+++ DATA SECTION +++

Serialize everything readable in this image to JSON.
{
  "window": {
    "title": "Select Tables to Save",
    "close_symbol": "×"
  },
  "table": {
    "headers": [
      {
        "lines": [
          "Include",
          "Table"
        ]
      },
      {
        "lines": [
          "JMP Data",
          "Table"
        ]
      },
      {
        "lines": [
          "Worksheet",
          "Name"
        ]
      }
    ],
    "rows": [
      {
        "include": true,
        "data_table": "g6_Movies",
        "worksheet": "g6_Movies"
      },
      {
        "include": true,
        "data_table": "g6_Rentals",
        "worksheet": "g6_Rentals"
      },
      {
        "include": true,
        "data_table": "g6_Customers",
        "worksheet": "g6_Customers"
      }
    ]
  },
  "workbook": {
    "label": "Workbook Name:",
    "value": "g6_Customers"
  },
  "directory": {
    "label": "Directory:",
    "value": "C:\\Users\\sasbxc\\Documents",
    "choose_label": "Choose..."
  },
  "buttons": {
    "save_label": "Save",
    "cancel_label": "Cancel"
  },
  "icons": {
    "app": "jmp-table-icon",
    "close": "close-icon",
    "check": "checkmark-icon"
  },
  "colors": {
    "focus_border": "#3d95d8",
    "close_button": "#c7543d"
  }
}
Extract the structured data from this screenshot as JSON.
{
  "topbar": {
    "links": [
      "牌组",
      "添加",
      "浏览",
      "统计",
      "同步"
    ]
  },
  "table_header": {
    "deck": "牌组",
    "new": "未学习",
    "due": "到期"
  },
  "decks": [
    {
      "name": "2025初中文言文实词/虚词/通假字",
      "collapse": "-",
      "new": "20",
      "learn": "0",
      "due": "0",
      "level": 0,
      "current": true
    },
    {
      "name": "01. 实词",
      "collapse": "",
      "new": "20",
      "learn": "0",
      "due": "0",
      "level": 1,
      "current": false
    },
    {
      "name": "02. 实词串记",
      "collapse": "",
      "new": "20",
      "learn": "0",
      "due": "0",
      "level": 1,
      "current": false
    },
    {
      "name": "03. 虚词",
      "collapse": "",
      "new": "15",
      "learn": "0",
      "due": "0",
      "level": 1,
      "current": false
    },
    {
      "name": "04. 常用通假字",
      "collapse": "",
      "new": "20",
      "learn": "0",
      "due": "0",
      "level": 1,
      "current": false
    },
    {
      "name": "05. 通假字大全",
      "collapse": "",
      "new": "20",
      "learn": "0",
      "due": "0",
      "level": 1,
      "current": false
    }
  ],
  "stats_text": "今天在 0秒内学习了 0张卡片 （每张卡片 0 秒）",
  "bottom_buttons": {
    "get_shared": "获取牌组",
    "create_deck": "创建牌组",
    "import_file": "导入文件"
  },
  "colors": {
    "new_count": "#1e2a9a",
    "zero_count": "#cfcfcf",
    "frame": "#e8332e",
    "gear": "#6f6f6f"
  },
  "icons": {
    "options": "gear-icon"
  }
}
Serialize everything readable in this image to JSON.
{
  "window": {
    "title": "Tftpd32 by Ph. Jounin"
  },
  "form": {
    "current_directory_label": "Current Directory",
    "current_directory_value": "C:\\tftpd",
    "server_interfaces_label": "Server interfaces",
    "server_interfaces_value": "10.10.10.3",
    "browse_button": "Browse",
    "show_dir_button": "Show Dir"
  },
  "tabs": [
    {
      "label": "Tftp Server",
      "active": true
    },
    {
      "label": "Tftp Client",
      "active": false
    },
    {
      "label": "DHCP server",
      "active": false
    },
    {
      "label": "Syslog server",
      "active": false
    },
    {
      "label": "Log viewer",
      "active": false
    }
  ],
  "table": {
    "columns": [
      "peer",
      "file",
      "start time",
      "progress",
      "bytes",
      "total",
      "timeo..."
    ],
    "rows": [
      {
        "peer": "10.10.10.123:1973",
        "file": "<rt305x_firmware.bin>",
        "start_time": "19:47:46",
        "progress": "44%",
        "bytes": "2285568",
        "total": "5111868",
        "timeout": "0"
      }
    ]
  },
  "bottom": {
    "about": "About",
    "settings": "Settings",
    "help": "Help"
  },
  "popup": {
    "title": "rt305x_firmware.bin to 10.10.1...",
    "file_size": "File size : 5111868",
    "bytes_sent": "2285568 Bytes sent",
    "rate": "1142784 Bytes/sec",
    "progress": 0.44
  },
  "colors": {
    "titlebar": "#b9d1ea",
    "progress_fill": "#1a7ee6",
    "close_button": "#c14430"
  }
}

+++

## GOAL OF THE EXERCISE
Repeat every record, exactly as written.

## RESPONSE TO THIS EXERCISE
Serialize everything readable in this image to JSON.
{
  "window": {
    "title": "Select Tables to Save",
    "close_symbol": "×"
  },
  "table": {
    "headers": [
      {
        "lines": [
          "Include",
          "Table"
        ]
      },
      {
        "lines": [
          "JMP Data",
          "Table"
        ]
      },
      {
        "lines": [
          "Worksheet",
          "Name"
        ]
      }
    ],
    "rows": [
      {
        "include": true,
        "data_table": "g6_Movies",
        "worksheet": "g6_Movies"
      },
      {
        "include": true,
        "data_table": "g6_Rentals",
        "worksheet": "g6_Rentals"
      },
      {
        "include": true,
        "data_table": "g6_Customers",
        "worksheet": "g6_Customers"
      }
    ]
  },
  "workbook": {
    "label": "Workbook Name:",
    "value": "g6_Customers"
  },
  "directory": {
    "label": "Directory:",
    "value": "C:\\Users\\sasbxc\\Documents",
    "choose_label": "Choose..."
  },
  "buttons": {
    "save_label": "Save",
    "cancel_label": "Cancel"
  },
  "icons": {
    "app": "jmp-table-icon",
    "close": "close-icon",
    "check": "checkmark-icon"
  },
  "colors": {
    "focus_border": "#3d95d8",
    "close_button": "#c7543d"
  }
}
Extract the structured data from this screenshot as JSON.
{
  "topbar": {
    "links": [
      "牌组",
      "添加",
      "浏览",
      "统计",
      "同步"
    ]
  },
  "table_header": {
    "deck": "牌组",
    "new": "未学习",
    "due": "到期"
  },
  "decks": [
    {
      "name": "2025初中文言文实词/虚词/通假字",
      "collapse": "-",
      "new": "20",
      "learn": "0",
      "due": "0",
      "level": 0,
      "current": true
    },
    {
      "name": "01. 实词",
      "collapse": "",
      "new": "20",
      "learn": "0",
      "due": "0",
      "level": 1,
      "current": false
    },
    {
      "name": "02. 实词串记",
      "collapse": "",
      "new": "20",
      "learn": "0",
      "due": "0",
      "level": 1,
      "current": false
    },
    {
      "name": "03. 虚词",
      "collapse": "",
      "new": "15",
      "learn": "0",
      "due": "0",
      "level": 1,
      "current": false
    },
    {
      "name": "04. 常用通假字",
      "collapse": "",
      "new": "20",
      "learn": "0",
      "due": "0",
      "level": 1,
      "current": false
    },
    {
      "name": "05. 通假字大全",
      "collapse": "",
      "new": "20",
      "learn": "0",
      "due": "0",
      "level": 1,
      "current": false
    }
  ],
  "stats_text": "今天在 0秒内学习了 0张卡片 （每张卡片 0 秒）",
  "bottom_buttons": {
    "get_shared": "获取牌组",
    "create_deck": "创建牌组",
    "import_file": "导入文件"
  },
  "colors": {
    "new_count": "#1e2a9a",
    "zero_count": "#cfcfcf",
    "frame": "#e8332e",
    "gear": "#6f6f6f"
  },
  "icons": {
    "options": "gear-icon"
  }
}
Serialize everything readable in this image to JSON.
{
  "window": {
    "title": "Tftpd32 by Ph. Jounin"
  },
  "form": {
    "current_directory_label": "Current Directory",
    "current_directory_value": "C:\\tftpd",
    "server_interfaces_label": "Server interfaces",
    "server_interfaces_value": "10.10.10.3",
    "browse_button": "Browse",
    "show_dir_button": "Show Dir"
  },
  "tabs": [
    {
      "label": "Tftp Server",
      "active": true
    },
    {
      "label": "Tftp Client",
      "active": false
    },
    {
      "label": "DHCP server",
      "active": false
    },
    {
      "label": "Syslog server",
      "active": false
    },
    {
      "label": "Log viewer",
      "active": false
    }
  ],
  "table": {
    "columns": [
      "peer",
      "file",
      "start time",
      "progress",
      "bytes",
      "total",
      "timeo..."
    ],
    "rows": [
      {
        "peer": "10.10.10.123:1973",
        "file": "<rt305x_firmware.bin>",
        "start_time": "19:47:46",
        "progress": "44%",
        "bytes": "2285568",
        "total": "5111868",
        "timeout": "0"
      }
    ]
  },
  "bottom": {
    "about": "About",
    "settings": "Settings",
    "help": "Help"
  },
  "popup": {
    "title": "rt305x_firmware.bin to 10.10.1...",
    "file_size": "File size : 5111868",
    "bytes_sent": "2285568 Bytes sent",
    "rate": "1142784 Bytes/sec",
    "progress": 0.44
  },
  "colors": {
    "titlebar": "#b9d1ea",
    "progress_fill": "#1a7ee6",
    "close_button": "#c14430"
  }
}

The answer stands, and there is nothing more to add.